NOTE: There are many security problems in current vnc implementations. Permit access to vnc servers on the local network only.

  • vncserver -nolisten tcp -nevershared -dontdisconnect :1
  • From your browser connect to the pi's VNC
  • Using the dialogs, connect to your Internet wifi SSID

Setup the DHCP server

  • sudo nano /etc/default/isc-dhcp-server
  • INTERFACES="eth0 wlan1"
  • Now edit the DHCP configuration file, sudo nano /etc/dhcp/dhcpd.conf
subnet netmask {
    interface wlan1;
    option broadcast-address;
    option routers;
    default-lease-time 600;
    max-lease-time 7200;
    option domain-name "local";
    option domain-name-servers,;

subnet netmask {
    interface eth0;
    option broadcast-address;
    option routers;
    default-lease-time 600;
    max-lease-time 7200;
    option domain-name "local";
    option domain-name-servers,;

Set a static IP on eth0

  • Take the interface down, sudo ifdown eth0
  • sudo nano /etc/network/interfaces
  • Comment #iface eth0 inet manual
  • Add
iface eth0 inet static

Configure NAT

  • Verify IP Forwarding was enabled earlier
    • cat /etc/sysctl.conf should contain net.ipv4.ip_forward=1
    • cat /proc/sys/net/ipv4/ip_forward shoule be 1
  • Update iptables rules, sudo nano /etc/iptables.test.rules
# BEFORE THE COMMENT # Reject all other inbound # ADD

# Allow forwarded from eth0 to permit NAT and Core Pi
-A FORWARD -i wlan0 -o eth0 -m state --state RELATED,ESTABLISHED -j ACCEPT
-A FORWARD -i eth0 -o wlan0 -j ACCEPT
  • Load the rules, sudo iptables-restore < /etc/iptables.test.rules
  • Verify rules, sudo iptables -L and sudo iptables -S
  • Save rules for booting,
sudo -i
iptables-save > /etc/iptables.up.rules

Connect and Test

First, down and up the interfaces then restart the services.

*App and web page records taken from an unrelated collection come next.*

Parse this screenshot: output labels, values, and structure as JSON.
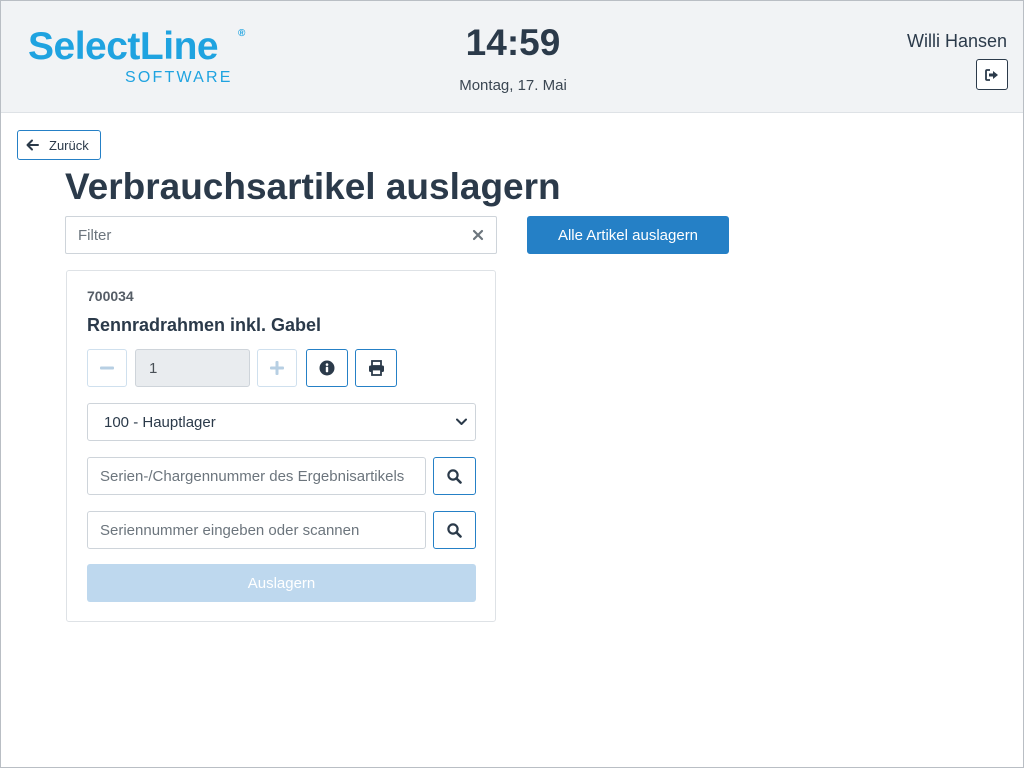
{
  "header": {
    "logo_main": "SelectLine",
    "logo_reg": "®",
    "logo_sub": "SOFTWARE",
    "time": "14:59",
    "date": "Montag, 17. Mai",
    "user_name": "Willi Hansen",
    "logout_icon": "sign-out-icon"
  },
  "nav": {
    "back_label": "Zurück",
    "back_icon": "arrow-left-icon"
  },
  "page": {
    "title": "Verbrauchsartikel auslagern",
    "filter_placeholder": "Filter",
    "filter_value": "",
    "all_button_label": "Alle Artikel auslagern"
  },
  "item": {
    "number": "700034",
    "name": "Rennradrahmen inkl. Gabel",
    "quantity": "1",
    "warehouse_selected": "100 - Hauptlager",
    "batch_placeholder": "Serien-/Chargennummer des Ergebnisartikels",
    "serial_placeholder": "Seriennummer eingeben oder scannen",
    "submit_label": "Auslagern",
    "submit_enabled": false
  },
  "colors": {
    "primary": "#2580c6",
    "brand": "#1fa3e0",
    "disabled": "#bed8ee",
    "text": "#2b3a4a"
  }
}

  • Down and then up the interfaces,
    • sudo ifdown wlan1
    • sudo ifdown eth0
    • sudo ifup eth0
    • sudo ifup wlan1
  • Restart the DHCP server, sudo service isc-dhcp-server restart
  • Restart hostapd, sudo service hostapd restart
  • Check their statuses
  • View logged output from the DHCP server and also from iptables, tail -F /var/log/syslog. This may be helpful if troubleshooting is needed.

Next, connect to the interfaces and verify proper functioning of hostapd and dhcp.

  • Connect to the wifi ap
  • Connect with an Ethernet cable to the pi
  • View the active DHCP leases with, cat /var/lib/dhcp/dhcpd.leases.
  • Use arp to more easily view active addresses, arp.
  • Verify that VNC and SSH work as expected with the DHCP assigned addresses.

Add a guest user

Core Pi may be accessed as a via point for novices. Novices should not have permission to run root commands. Only the pi user, with a strong password, should have root access.

  • sudo adduser guest
  • Enter a new password for guest, perhaps raspberry
  • Complete other information or skip as you choose
  • Accept the new user

The guest must now be given permission to connect using ssh.

  • sudo nano /etc/ssh/sshd_config
  • Add guest to AllowUsers
    • Should look like this AllowUsers pi guest
  • Reload the sshd_config, sudo service ssh reload

Install additional packages

  • Make it easier to match pies to IPs, sudo apt-get install avahi-utils
  • Add the ability to resize partitions and therefore disk images on other SD cards. sudo apt-get install gparted


CorePi is ready to use for serving as a wifi router, network master, and pi setup station. It would be relatively easy to write some scripts to automatically set up any unconfigured pi connected to eth0. I do not plan on writing such scripts since my CorePi will be used in learning how to set up a pi.

Remember to save your image file as CorePi.